#4) Chemo port placement: I WISH I wasn't aware of what was happening, but was not given the choice (not that I'd have wanted more general anesthetic, given the whole intubation issue). Awake and aware the whole time, for the lidocaine to the IV placement to the cutting and pulling and tugging and stitching, I knew about it all. Certainly unpleasant, and a week later the port site STILL hurts but is, according to the oncology nurse I saw yesterday, healing well. I suppose when a fair-sized lump of plastic is shoved under your skin and then said skin is stitched up (AGAIN WITH THE STITCHES!), there's bound to be some long-term sensitivity. But still. It's freaking pain, and I haven't been able to shower for a week now, what with water being the Enemy and such. I did take a bath two days ago, which was great, but there's something about being older and chubby that makes getting OUT of a tub way way harder than getting INTO a tub.
So yeah - 4 surgeries in the last month or so, if you can believe it. I've done my time in the operating theaters of Wake County, is what I'm saying, and don't want to have to read another after-care pamphlet anytime in the near future.
Oh wait. I start chemotherapy in 10 days. There's a whole BINDER full of stuff I need to read up on.
Maybe I'll go shop for head scarves first. Folks tell me it sucks being bald in the winter.
Friday, November 15, 2019
|Sure wish this was the 'port' in question.|
Woo, y'all. I had me a day yesterday, I'll tell you that much.

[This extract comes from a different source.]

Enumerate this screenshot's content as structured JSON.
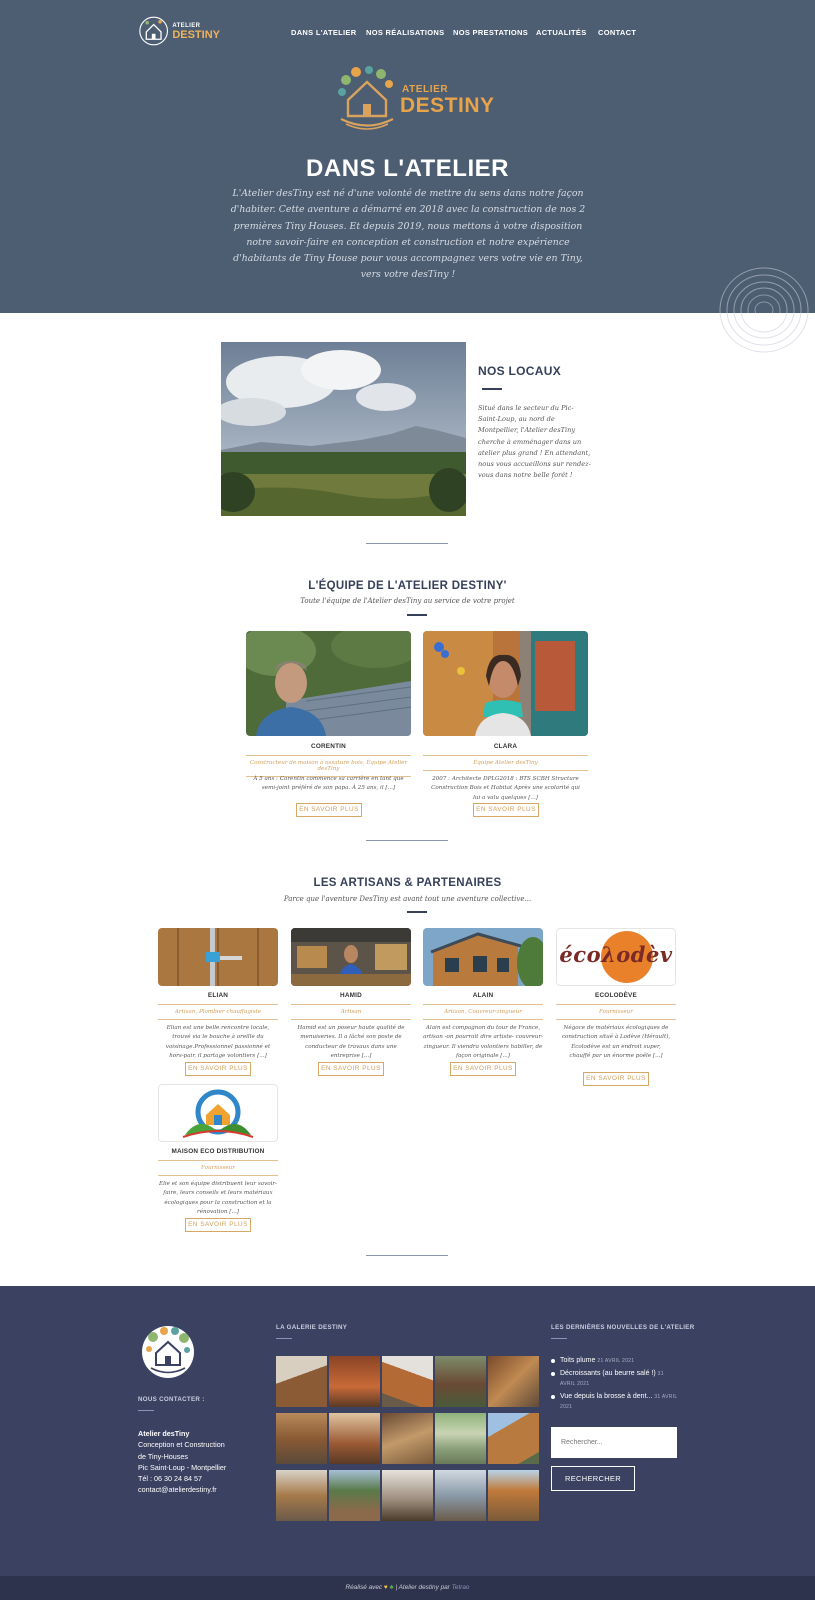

It's not every day you get scrubbed up and have a piece of medical machinery stuffed under your skin and into a vein, I suppose, but that's what happened to me yesterday.

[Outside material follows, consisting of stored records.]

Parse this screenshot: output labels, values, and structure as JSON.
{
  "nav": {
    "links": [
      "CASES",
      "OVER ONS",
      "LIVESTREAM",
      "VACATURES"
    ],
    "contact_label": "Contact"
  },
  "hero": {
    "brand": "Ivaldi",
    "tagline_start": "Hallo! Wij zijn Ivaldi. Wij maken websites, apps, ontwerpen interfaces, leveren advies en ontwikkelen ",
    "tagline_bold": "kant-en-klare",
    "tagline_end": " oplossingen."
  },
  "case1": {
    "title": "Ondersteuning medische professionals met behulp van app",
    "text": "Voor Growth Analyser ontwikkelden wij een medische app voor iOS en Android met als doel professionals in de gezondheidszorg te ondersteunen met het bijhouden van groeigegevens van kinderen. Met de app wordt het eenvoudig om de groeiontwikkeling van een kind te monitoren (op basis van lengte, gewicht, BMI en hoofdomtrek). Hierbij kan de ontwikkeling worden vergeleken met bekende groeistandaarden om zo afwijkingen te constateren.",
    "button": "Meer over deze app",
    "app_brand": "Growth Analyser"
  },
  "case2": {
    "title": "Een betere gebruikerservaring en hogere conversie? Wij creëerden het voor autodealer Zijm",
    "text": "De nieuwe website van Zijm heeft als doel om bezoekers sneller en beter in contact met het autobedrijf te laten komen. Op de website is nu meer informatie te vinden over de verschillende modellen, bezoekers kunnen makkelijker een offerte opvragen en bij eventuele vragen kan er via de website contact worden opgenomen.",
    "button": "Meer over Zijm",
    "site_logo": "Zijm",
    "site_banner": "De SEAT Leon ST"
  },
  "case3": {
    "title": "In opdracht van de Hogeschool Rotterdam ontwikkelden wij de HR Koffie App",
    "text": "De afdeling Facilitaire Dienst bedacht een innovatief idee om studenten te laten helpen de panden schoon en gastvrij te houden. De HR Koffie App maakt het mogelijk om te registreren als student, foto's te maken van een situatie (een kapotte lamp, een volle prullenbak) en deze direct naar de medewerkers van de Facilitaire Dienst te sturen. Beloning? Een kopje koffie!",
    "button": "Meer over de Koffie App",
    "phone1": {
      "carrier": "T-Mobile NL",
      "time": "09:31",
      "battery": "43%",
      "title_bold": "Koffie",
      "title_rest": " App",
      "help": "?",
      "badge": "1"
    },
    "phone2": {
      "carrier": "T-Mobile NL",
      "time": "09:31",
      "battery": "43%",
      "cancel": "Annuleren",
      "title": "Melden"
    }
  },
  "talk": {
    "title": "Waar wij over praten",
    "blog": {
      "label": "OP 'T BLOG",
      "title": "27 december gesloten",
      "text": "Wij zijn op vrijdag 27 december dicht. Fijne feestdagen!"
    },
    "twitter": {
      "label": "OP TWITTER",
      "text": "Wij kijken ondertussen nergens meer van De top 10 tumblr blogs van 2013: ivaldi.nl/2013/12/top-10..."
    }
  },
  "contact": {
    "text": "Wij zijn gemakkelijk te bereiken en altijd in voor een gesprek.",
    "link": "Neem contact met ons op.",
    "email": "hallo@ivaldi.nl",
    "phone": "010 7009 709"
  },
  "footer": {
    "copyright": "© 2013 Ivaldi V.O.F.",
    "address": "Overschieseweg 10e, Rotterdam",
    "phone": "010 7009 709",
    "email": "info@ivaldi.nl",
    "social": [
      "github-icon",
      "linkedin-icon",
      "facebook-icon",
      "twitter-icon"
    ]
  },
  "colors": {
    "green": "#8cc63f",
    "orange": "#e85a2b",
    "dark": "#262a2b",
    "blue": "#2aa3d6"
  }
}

I am now the proud symbiont of a 'power port,' which sounds cool, like I can now charge my cell phone on my collarbone or something, but the reality is a little more harsh.

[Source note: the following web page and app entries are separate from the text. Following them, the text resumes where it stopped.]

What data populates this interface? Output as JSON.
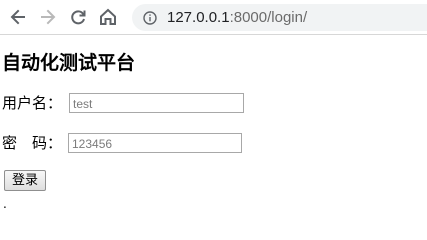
{
  "browser": {
    "url_host": "127.0.0.1",
    "url_rest": ":8000/login/",
    "icons": {
      "back": "arrow-left-icon",
      "forward": "arrow-right-icon",
      "reload": "reload-icon",
      "home": "home-icon",
      "info": "info-icon"
    }
  },
  "page": {
    "title": "自动化测试平台",
    "username_label": "用户名：",
    "username_placeholder": "test",
    "password_label": "密　码：",
    "password_placeholder": "123456",
    "login_button": "登录",
    "stray_text": "."
  }
}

This port is there for chemotherapy.
Ya' gal got diagnosed with breast cancer a little while ago,. Had a lumpectomy about a month ago, then once healed from healed from THAT got the news that not ONLY was radiation part of the plan for a potential cure, but chemotherapy was considered a wise add-on (something about 'fast growing lesion') prior to the radiation in order to ensure the best possible chance for said cure.
The chemo is a HUGE surprise. I should be researching 'short hairstyles' right quick, because I've been told its all a-gonna fall out in a few weeks.
But, no. I kind of don't care what the hair looks like, and I digress from the point of this post, which is the port.
The POWER PORT. Different from a regular port, because with a POWER PORT I will be able to withstand pushes of CT contrast much more easily than trying to deliver it through my tiny weak arm veins, because there will be more CT scans with contrast in the next few months. Guess that doesn't happen for everyone. It's difficult to find the silver lining...
And THIS is for a person who got an 'all clear margins' on the lumpetomy!!
Nothing's ever easy.